== HOW TO COMPLETE THIS TASK ==
Please return all lines of the data below containing the string "Hello".

★ ★ ★ ★ ★

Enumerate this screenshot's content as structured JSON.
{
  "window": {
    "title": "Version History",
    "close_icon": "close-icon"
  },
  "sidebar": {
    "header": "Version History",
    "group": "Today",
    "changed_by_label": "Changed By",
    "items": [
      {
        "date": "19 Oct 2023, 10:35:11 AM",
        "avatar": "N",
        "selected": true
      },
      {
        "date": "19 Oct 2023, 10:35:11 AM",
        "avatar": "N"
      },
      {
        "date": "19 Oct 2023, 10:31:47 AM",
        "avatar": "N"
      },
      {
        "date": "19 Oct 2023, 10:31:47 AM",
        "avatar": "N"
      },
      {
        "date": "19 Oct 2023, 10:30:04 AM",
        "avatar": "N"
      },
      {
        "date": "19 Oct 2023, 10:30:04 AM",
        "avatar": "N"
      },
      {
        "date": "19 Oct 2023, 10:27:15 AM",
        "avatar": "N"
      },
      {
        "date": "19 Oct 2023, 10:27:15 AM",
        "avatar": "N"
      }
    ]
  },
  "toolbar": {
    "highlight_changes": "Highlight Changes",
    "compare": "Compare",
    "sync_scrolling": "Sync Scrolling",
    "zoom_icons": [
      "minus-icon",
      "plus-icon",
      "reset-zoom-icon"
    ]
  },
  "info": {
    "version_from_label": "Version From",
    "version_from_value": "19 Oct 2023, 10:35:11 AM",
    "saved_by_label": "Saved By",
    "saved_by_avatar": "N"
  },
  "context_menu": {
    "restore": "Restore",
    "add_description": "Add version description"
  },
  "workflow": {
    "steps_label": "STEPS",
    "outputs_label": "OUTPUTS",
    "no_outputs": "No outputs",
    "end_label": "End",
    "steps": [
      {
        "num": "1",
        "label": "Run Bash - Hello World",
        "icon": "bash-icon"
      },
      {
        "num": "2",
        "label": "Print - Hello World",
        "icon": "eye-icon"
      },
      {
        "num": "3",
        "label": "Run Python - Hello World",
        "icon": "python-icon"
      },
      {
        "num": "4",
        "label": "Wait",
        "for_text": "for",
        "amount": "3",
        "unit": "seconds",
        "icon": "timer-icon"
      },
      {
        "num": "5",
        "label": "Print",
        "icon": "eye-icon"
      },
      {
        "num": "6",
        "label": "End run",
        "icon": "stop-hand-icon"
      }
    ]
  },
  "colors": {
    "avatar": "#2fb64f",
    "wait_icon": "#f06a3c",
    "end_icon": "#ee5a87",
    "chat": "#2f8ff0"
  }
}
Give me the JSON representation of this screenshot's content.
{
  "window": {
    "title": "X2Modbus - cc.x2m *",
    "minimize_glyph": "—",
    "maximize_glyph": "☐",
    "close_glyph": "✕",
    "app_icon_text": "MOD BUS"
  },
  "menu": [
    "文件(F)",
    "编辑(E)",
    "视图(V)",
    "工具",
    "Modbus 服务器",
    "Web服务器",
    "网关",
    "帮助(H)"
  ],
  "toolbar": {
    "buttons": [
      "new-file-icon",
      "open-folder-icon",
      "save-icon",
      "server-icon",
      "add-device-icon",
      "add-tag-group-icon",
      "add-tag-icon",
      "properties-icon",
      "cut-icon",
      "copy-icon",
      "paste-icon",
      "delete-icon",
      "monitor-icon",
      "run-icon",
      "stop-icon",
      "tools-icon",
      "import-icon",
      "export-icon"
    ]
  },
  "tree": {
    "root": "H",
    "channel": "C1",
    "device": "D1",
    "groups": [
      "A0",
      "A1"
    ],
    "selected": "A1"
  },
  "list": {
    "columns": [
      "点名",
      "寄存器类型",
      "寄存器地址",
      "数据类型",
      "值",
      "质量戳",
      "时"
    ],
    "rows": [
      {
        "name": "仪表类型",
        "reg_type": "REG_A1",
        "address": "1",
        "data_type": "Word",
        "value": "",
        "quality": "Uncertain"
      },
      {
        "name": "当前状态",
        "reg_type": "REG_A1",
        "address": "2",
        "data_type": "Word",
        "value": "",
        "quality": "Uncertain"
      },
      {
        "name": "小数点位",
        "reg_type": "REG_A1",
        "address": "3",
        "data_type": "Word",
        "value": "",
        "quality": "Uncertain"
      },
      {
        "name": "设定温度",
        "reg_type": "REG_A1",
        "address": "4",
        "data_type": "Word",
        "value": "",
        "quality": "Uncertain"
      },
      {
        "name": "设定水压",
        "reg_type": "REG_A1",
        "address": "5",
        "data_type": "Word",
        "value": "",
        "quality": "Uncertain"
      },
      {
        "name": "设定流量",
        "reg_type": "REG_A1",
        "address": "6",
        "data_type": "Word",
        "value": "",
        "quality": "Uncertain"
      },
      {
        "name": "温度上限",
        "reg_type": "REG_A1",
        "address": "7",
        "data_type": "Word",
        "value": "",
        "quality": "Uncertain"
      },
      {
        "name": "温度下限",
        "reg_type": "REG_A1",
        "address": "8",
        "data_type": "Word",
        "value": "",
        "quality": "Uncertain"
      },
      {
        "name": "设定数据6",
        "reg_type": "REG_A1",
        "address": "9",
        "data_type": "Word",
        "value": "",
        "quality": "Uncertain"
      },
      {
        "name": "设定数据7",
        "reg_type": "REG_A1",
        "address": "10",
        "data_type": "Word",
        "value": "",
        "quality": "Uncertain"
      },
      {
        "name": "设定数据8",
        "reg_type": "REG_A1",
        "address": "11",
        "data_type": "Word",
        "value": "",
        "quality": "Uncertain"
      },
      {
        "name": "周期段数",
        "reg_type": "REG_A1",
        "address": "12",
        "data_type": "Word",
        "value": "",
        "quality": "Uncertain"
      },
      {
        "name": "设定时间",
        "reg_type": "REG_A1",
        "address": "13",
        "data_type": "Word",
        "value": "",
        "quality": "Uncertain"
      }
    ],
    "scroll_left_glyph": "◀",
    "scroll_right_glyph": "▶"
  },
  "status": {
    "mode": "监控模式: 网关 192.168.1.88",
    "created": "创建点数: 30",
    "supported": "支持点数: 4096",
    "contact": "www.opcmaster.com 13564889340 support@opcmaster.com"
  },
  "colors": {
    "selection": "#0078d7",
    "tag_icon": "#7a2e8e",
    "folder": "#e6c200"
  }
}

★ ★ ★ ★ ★

== TASK OUTPUT ==
        "label": "Run Bash - Hello World",
        "label": "Print - Hello World",
        "label": "Run Python - Hello World",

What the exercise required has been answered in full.